I have this old pixelated video of twelve month old Jack learning to walk. He is stumbling back and forth between me and his two sisters like a tipsy teddy bear, his mouth wide with triumph, and his eyes alive with laughter. They are so clear and cloudless. Sara is behind the camera offering whoops of victory, and we are all four cheering. It is the only real evidence I have that my memory didn’t play a trick on me. There really was a time before Jack went into the fog.
That clip represents the first bit of kinship I felt with Ron Suskind, autism father and author of the magnificent bestselling memoir “Life, Animated.” I fell in love with the book last summer, and was thrilled to learn about the film adaptation of the same name. Roger Ross Williams’ documentary is a masterwork of storytelling. It rocked me like few films have, and I think everyone should see it, especially those with loved ones on the autism spectrum.
“Life, Animated” is the story of Ron’s son Owen, who experienced his own regression into autism at the age of three. Like our story, this one really begins with a video: Owen is a tiny Peter Pan, and his dad is Captain Hook, and the two talk and whirl around in the autumn foliage, tumbling through leaves and laughter. It is a perfect picture with nothing missing.
And then… and then…
Regressive autism, Ron says, felt like a kidnapper.
The disappearance of Owen’s language and relational faculties felt like more a crime scene than a medical mystery. Ron’s recounting of those early days of wordlessness and distance would have cut my heart to ribbons even if his story hadn’t mirrored my own so well.

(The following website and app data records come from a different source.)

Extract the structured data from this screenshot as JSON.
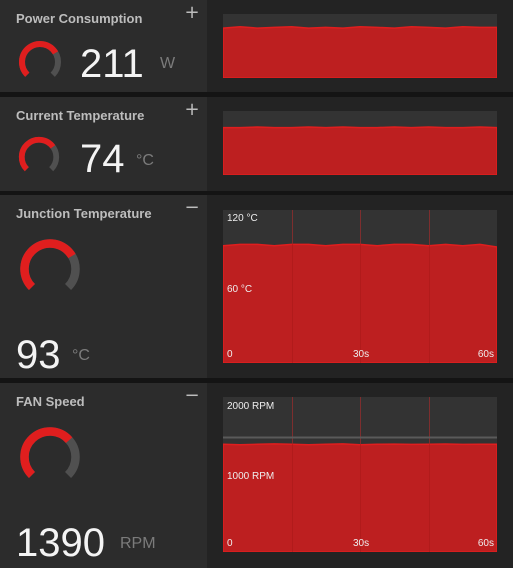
{
  "accent_color": "#e01e1e",
  "metrics": [
    {
      "title": "Power Consumption",
      "toggle": "+",
      "value": "211",
      "unit": "W",
      "level": 0.72
    },
    {
      "title": "Current Temperature",
      "toggle": "+",
      "value": "74",
      "unit": "°C",
      "level": 0.7
    },
    {
      "title": "Junction Temperature",
      "toggle": "−",
      "value": "93",
      "unit": "°C",
      "level": 0.72,
      "chart": {
        "y_top_label": "120 °C",
        "y_mid_label": "60 °C",
        "x_labels": [
          "0",
          "30s",
          "60s"
        ]
      }
    },
    {
      "title": "FAN Speed",
      "toggle": "−",
      "value": "1390",
      "unit": "RPM",
      "level": 0.68,
      "chart": {
        "y_top_label": "2000 RPM",
        "y_mid_label": "1000 RPM",
        "x_labels": [
          "0",
          "30s",
          "60s"
        ]
      }
    }
  ],
  "chart_data": [
    {
      "type": "area",
      "y_values_level": [
        0.78,
        0.8,
        0.78,
        0.79,
        0.8,
        0.78,
        0.79,
        0.78,
        0.8,
        0.79,
        0.78,
        0.8,
        0.79,
        0.78,
        0.8,
        0.79,
        0.79
      ]
    },
    {
      "type": "area",
      "y_values_level": [
        0.74,
        0.74,
        0.75,
        0.74,
        0.74,
        0.75,
        0.74,
        0.75,
        0.74,
        0.74,
        0.75,
        0.74,
        0.75,
        0.74,
        0.74,
        0.75,
        0.74
      ]
    },
    {
      "type": "area",
      "xlabel": "",
      "ylabel": "",
      "x_ticks": [
        "0",
        "30s",
        "60s"
      ],
      "ylim_c": [
        0,
        120
      ],
      "y_values": [
        92,
        93,
        93,
        92,
        93,
        93,
        92,
        93,
        93,
        92,
        93,
        93,
        92,
        93,
        92,
        93,
        91
      ]
    },
    {
      "type": "area",
      "xlabel": "",
      "ylabel": "",
      "x_ticks": [
        "0",
        "30s",
        "60s"
      ],
      "ylim_rpm": [
        0,
        2000
      ],
      "y_values": [
        1390,
        1385,
        1390,
        1395,
        1390,
        1385,
        1390,
        1395,
        1385,
        1390,
        1392,
        1388,
        1390,
        1393,
        1388,
        1390,
        1390
      ]
    }
  ]
}
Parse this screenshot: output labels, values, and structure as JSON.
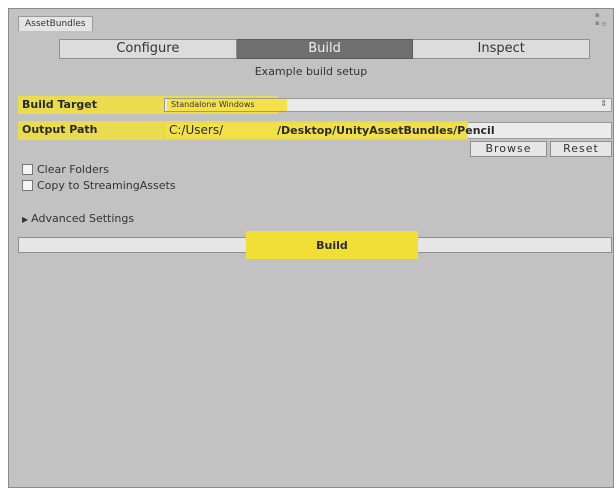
{
  "window": {
    "tab_title": "AssetBundles"
  },
  "toolbar": {
    "tabs": [
      "Configure",
      "Build",
      "Inspect"
    ],
    "active": "Build"
  },
  "subtitle": "Example build setup",
  "build_target": {
    "label": "Build Target",
    "value": "Standalone Windows"
  },
  "output_path": {
    "label": "Output Path",
    "prefix": "C:/Users/",
    "suffix": "/Desktop/UnityAssetBundles/Pencil"
  },
  "buttons": {
    "browse": "Browse",
    "reset": "Reset",
    "build": "Build"
  },
  "options": {
    "clear_folders": "Clear Folders",
    "copy_streaming": "Copy to StreamingAssets",
    "advanced": "Advanced Settings"
  },
  "colors": {
    "highlight": "#f2df35",
    "panel": "#c2c2c2",
    "active_tab": "#6f6f6f"
  },
  "icons": {
    "foldout": "triangle-right-icon",
    "dropdown": "dropdown-arrows-icon"
  }
}
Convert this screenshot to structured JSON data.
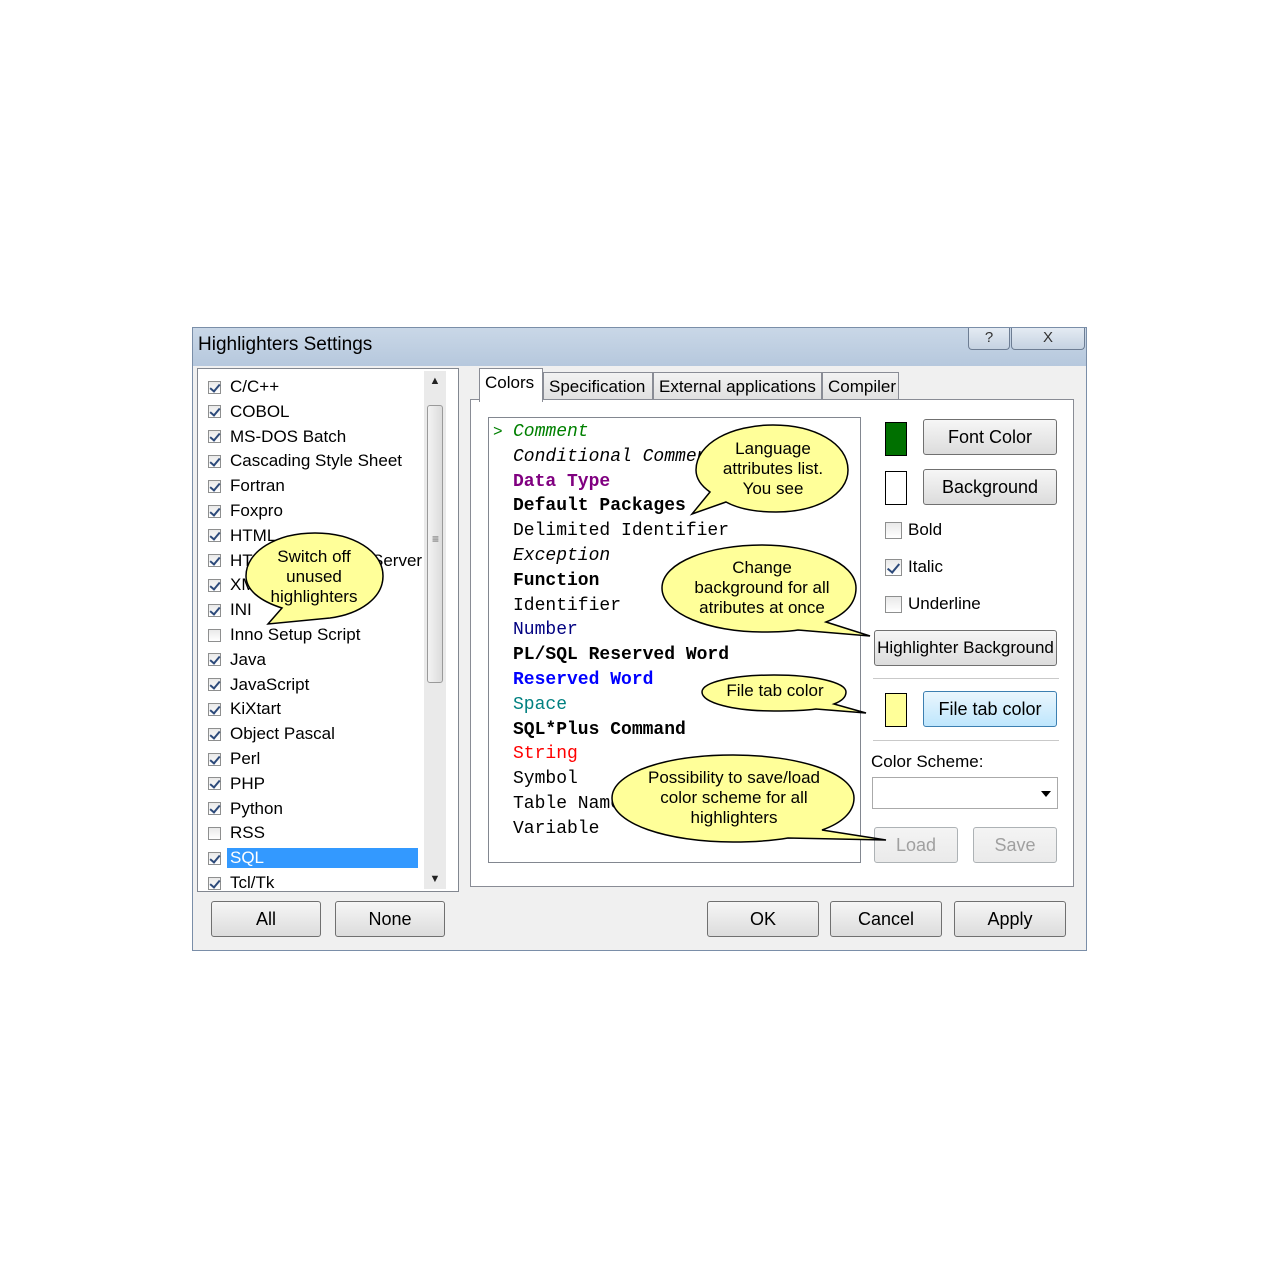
{
  "window": {
    "title": "Highlighters Settings",
    "help_label": "?",
    "close_label": "X"
  },
  "languages": [
    {
      "label": "C/C++",
      "checked": true
    },
    {
      "label": "COBOL",
      "checked": true
    },
    {
      "label": "MS-DOS Batch",
      "checked": true
    },
    {
      "label": "Cascading Style Sheet",
      "checked": true
    },
    {
      "label": "Fortran",
      "checked": true
    },
    {
      "label": "Foxpro",
      "checked": true
    },
    {
      "label": "HTML",
      "checked": true
    },
    {
      "label": "HTML with Scripts/Server",
      "checked": true
    },
    {
      "label": "XML",
      "checked": true
    },
    {
      "label": "INI",
      "checked": true
    },
    {
      "label": "Inno Setup Script",
      "checked": false
    },
    {
      "label": "Java",
      "checked": true
    },
    {
      "label": "JavaScript",
      "checked": true
    },
    {
      "label": "KiXtart",
      "checked": true
    },
    {
      "label": "Object Pascal",
      "checked": true
    },
    {
      "label": "Perl",
      "checked": true
    },
    {
      "label": "PHP",
      "checked": true
    },
    {
      "label": "Python",
      "checked": true
    },
    {
      "label": "RSS",
      "checked": false
    },
    {
      "label": "SQL",
      "checked": true,
      "selected": true
    },
    {
      "label": "Tcl/Tk",
      "checked": true
    }
  ],
  "list_buttons": {
    "all": "All",
    "none": "None"
  },
  "tabs": [
    {
      "label": "Colors",
      "active": true
    },
    {
      "label": "Specification",
      "active": false
    },
    {
      "label": "External applications",
      "active": false
    },
    {
      "label": "Compiler",
      "active": false
    }
  ],
  "attributes": {
    "current_marker": ">",
    "items": [
      {
        "label": "Comment",
        "color": "#008000",
        "style": "italic"
      },
      {
        "label": "Conditional Comment",
        "color": "#000000",
        "style": "italic"
      },
      {
        "label": "Data Type",
        "color": "#800080",
        "style": "bold"
      },
      {
        "label": "Default Packages",
        "color": "#000000",
        "style": "bold"
      },
      {
        "label": "Delimited Identifier",
        "color": "#000000",
        "style": "normal"
      },
      {
        "label": "Exception",
        "color": "#000000",
        "style": "italic"
      },
      {
        "label": "Function",
        "color": "#000000",
        "style": "bold"
      },
      {
        "label": "Identifier",
        "color": "#000000",
        "style": "normal"
      },
      {
        "label": "Number",
        "color": "#000080",
        "style": "normal"
      },
      {
        "label": "PL/SQL Reserved Word",
        "color": "#000000",
        "style": "bold"
      },
      {
        "label": "Reserved Word",
        "color": "#0000ff",
        "style": "bold"
      },
      {
        "label": "Space",
        "color": "#008080",
        "style": "normal"
      },
      {
        "label": "SQL*Plus Command",
        "color": "#000000",
        "style": "bold"
      },
      {
        "label": "String",
        "color": "#ff0000",
        "style": "normal"
      },
      {
        "label": "Symbol",
        "color": "#000000",
        "style": "normal"
      },
      {
        "label": "Table Name",
        "color": "#000000",
        "style": "normal"
      },
      {
        "label": "Variable",
        "color": "#000000",
        "style": "normal"
      }
    ]
  },
  "colors_panel": {
    "font_color_button": "Font Color",
    "font_color": "#007000",
    "background_button": "Background",
    "background_color": "#ffffff",
    "bold": {
      "label": "Bold",
      "checked": false
    },
    "italic": {
      "label": "Italic",
      "checked": true
    },
    "underline": {
      "label": "Underline",
      "checked": false
    },
    "highlighter_background_button": "Highlighter Background",
    "file_tab_color_button": "File tab color",
    "file_tab_color": "#ffff99",
    "color_scheme_label": "Color Scheme:",
    "color_scheme_value": "",
    "load_button": "Load",
    "save_button": "Save"
  },
  "dialog_buttons": {
    "ok": "OK",
    "cancel": "Cancel",
    "apply": "Apply"
  },
  "callouts": {
    "fill_color": "#ffff99",
    "switch_off": [
      "Switch off",
      "unused",
      "highlighters"
    ],
    "language_attributes": [
      "Language",
      "attributes list.",
      "You see"
    ],
    "change_background": [
      "Change",
      "background for all",
      "atributes at once"
    ],
    "file_tab": [
      "File tab color"
    ],
    "save_load": [
      "Possibility to save/load",
      "color scheme for all",
      "highlighters"
    ]
  }
}
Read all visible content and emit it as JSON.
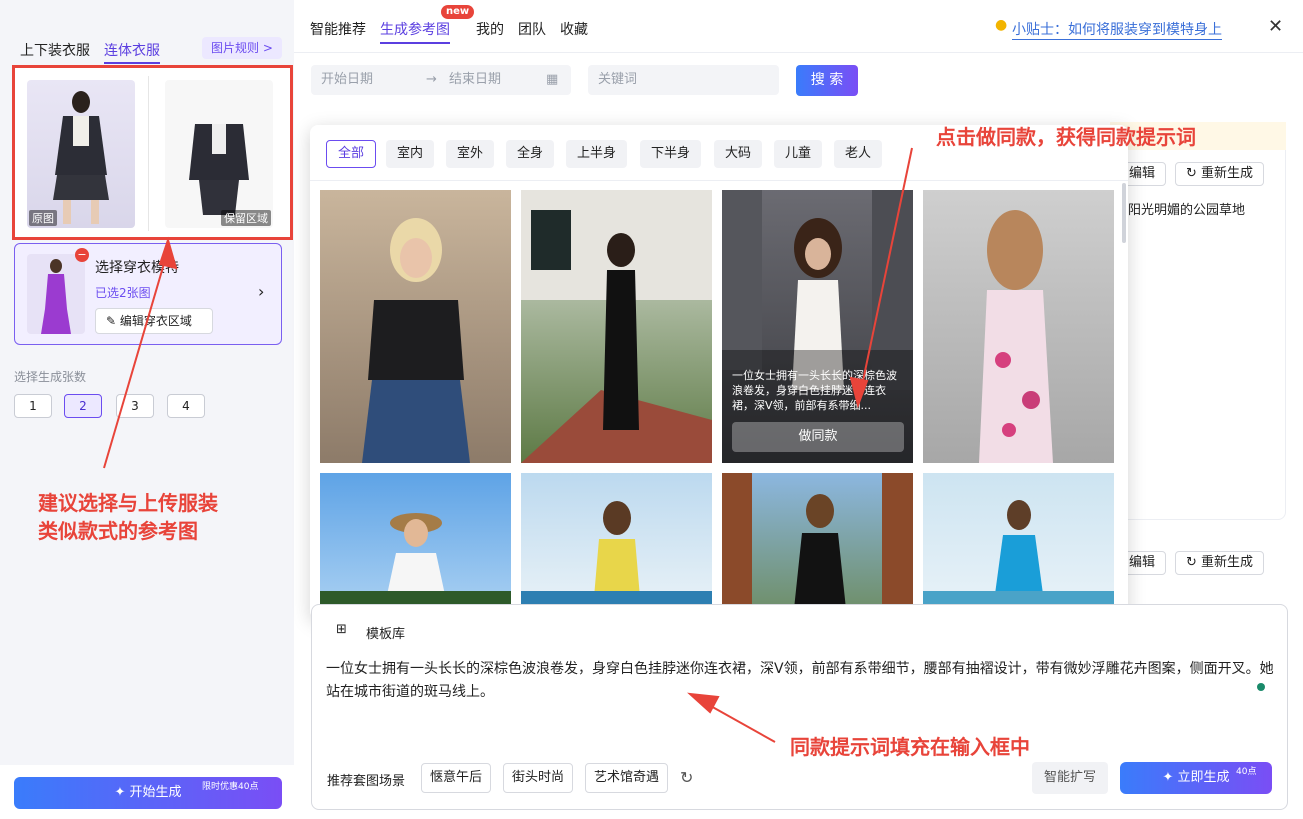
{
  "left": {
    "tabs": [
      "上下装衣服",
      "连体衣服"
    ],
    "rule_button": "图片规则",
    "orig_label": "原图",
    "keep_label": "保留区域",
    "model_title": "选择穿衣模特",
    "model_selected": "已选2张图",
    "edit_area": "编辑穿衣区域",
    "count_label": "选择生成张数",
    "counts": [
      "1",
      "2",
      "3",
      "4"
    ],
    "start_button": "开始生成",
    "start_badge": "限时优惠40点"
  },
  "nav": {
    "tabs": [
      "智能推荐",
      "生成参考图",
      "我的",
      "团队",
      "收藏"
    ],
    "new_badge": "new",
    "tip": "小贴士：如何将服装穿到模特身上"
  },
  "filters": {
    "start_date": "开始日期",
    "end_date": "结束日期",
    "keyword": "关键词",
    "search": "搜 索"
  },
  "bg": {
    "edit": "编辑",
    "regen": "重新生成",
    "snippet": "阳光明媚的公园草地"
  },
  "popup": {
    "chips": [
      "全部",
      "室内",
      "室外",
      "全身",
      "上半身",
      "下半身",
      "大码",
      "儿童",
      "老人"
    ],
    "hover_text": "一位女士拥有一头长长的深棕色波浪卷发，身穿白色挂脖迷你连衣裙，深V领，前部有系带细...",
    "same_button": "做同款"
  },
  "input": {
    "template": "模板库",
    "prompt": "一位女士拥有一头长长的深棕色波浪卷发，身穿白色挂脖迷你连衣裙，深V领，前部有系带细节，腰部有抽褶设计，带有微妙浮雕花卉图案，侧面开叉。她站在城市街道的斑马线上。",
    "scene_label": "推荐套图场景",
    "scenes": [
      "惬意午后",
      "街头时尚",
      "艺术馆奇遇"
    ],
    "expand": "智能扩写",
    "generate": "立即生成",
    "generate_badge": "40点"
  },
  "annotations": {
    "left_note_1": "建议选择与上传服装",
    "left_note_2": "类似款式的参考图",
    "top_note": "点击做同款，获得同款提示词",
    "bottom_note": "同款提示词填充在输入框中"
  },
  "colors": {
    "accent": "#5b3fe0",
    "annotation": "#e8443a"
  }
}
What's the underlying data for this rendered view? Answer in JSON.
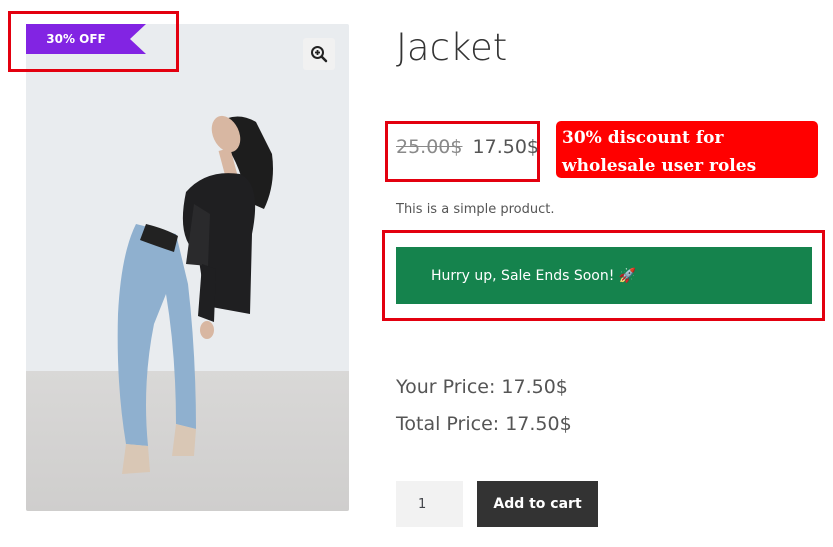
{
  "product": {
    "title": "Jacket",
    "sale_badge": "30% OFF",
    "regular_price": "25.00$",
    "sale_price": "17.50$",
    "short_description": "This is a simple product.",
    "discount_note": "30% discount for wholesale user roles",
    "sale_banner": "Hurry up, Sale Ends Soon! 🚀",
    "your_price": "Your Price: 17.50$",
    "total_price": "Total Price: 17.50$",
    "quantity": "1",
    "add_to_cart_label": "Add to cart",
    "zoom_icon": "zoom-in-icon",
    "image_subject": "product-photo"
  },
  "colors": {
    "badge": "#8224e3",
    "highlight_border": "#e3000f",
    "discount_note_bg": "#ff0000",
    "banner_bg": "#15834d",
    "button_bg": "#333333"
  }
}
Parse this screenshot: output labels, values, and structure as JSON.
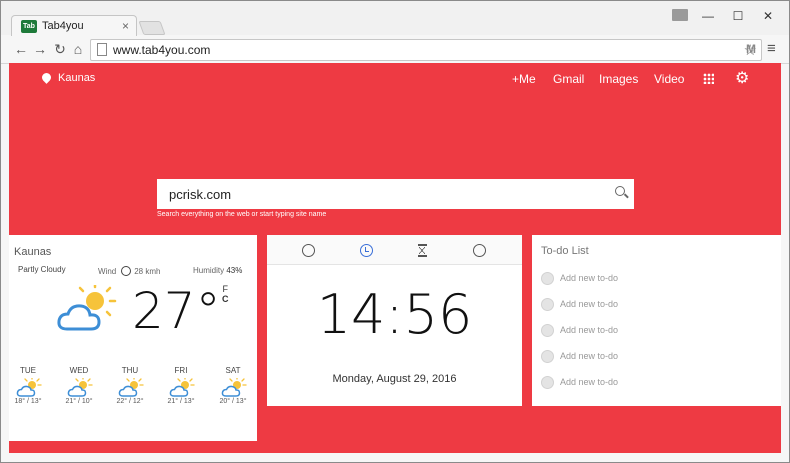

From there, the film shifts back and forth between Owen the child and Owen the young adult. We can see right away that he is no longer non-verbal. On the contrary, he is a grown man with grown language dealing with coming of age dilemmas that all grown-ups face. He has graduated. He is moving out on his own (sort of.) He has a girlfriend, and is looking for a job. He still has more than his share of challenges, of course, but he is facing his fears and beating them back. He even creates his own illustrated stories of Disney sidekicks. Owen is, in every way, growing up.
So how did he get there? That is what makes his story unique. Owen overcame his regression through the things he loved most: Disney movies. His affinity with the hand-drawn classics taught him not only how to speak English but how to interpret the language of human interaction. It didn’t happen overnight. In fact, it took years for his parents to get any language out of him, and much longer to get any actual conversation, but it happened. And even today as a young man, Owen relates everything to Disney. He quotes long strings of dialogue, sings the songs in convincing voices, and when he gets anxious, he paces in circles, mumbling his way through entire scenes. Early on, his family became students of all things Disney until they too could speak the language fluently. They entered into their son’s animated world, took him by the hand, and led him back into theirs.
Even before the book came out, Ron began preaching the gospel of “affinity therapy” for autistic children, and more and more kids are finding significant breakthroughs by way of their own passions. Our boy is finding success here, too. I wrote about it earlier this year. Jack’s internal index of Disney and Pixar movie quotes has given him verbal options to communicate with since he can’t come up with the words on his own. He pulled out a good one recently when was bundled up in his hospital bed for his sleep study. When the nurse raised the guard to keep him from falling out, he mimicked Winnie the Pooh trying to get out of Rabbit’s hole: “Oh help and bother. I’m stuck.” We shouldn’t have laughed, maybe, but we did.
The Disney connection isn’t what made me love the movie, however. It was the positioning. At age ten, my Jack stands between young, nonverbal Owen and Owen the young, emerging man. The gut wrenching days of no eye contact and no connection–those are over, thanks be to God. The heaviest fog has lifted.
But then there’s the future. This world is not built for boys like Owen and Jack–mysterious innocents as they are-—and that brings a fog of its own. I don’t like it. I want to fan it all away for him. I want to prepare the schools, the jobs, the friends for him ahead of time. I want the culture to make room for him, but I can’t do it fast enough. Time is working against us. The boy is growing too quickly, and we won’t always be here for him.
So what is a father to do? What is a writer to do?
Should he sound the autism awareness misery alarm? Should he sing a dirge across cyberspace about the rise in numbers and lack of funding? Or should he go the other way, carefully editing happy songs about spectrum living in order to promote autism acceptance? Ron Suskind answers the question by simply telling us Owen’s story.
Indeed, this is why I loved the film so much, and it’s why I want everyone to see it. We need more of this kind of advocacy. I want to respond to the endless tug-o-wars with a sound mind and a full heart. I want to meet them all in the middle and say, “Here is my son. He has immense challenges behind him and before him, but he is as kind as a Pooh Bear and as happy as a Tigger. His name is Jack. I hope you’ll make room for him.”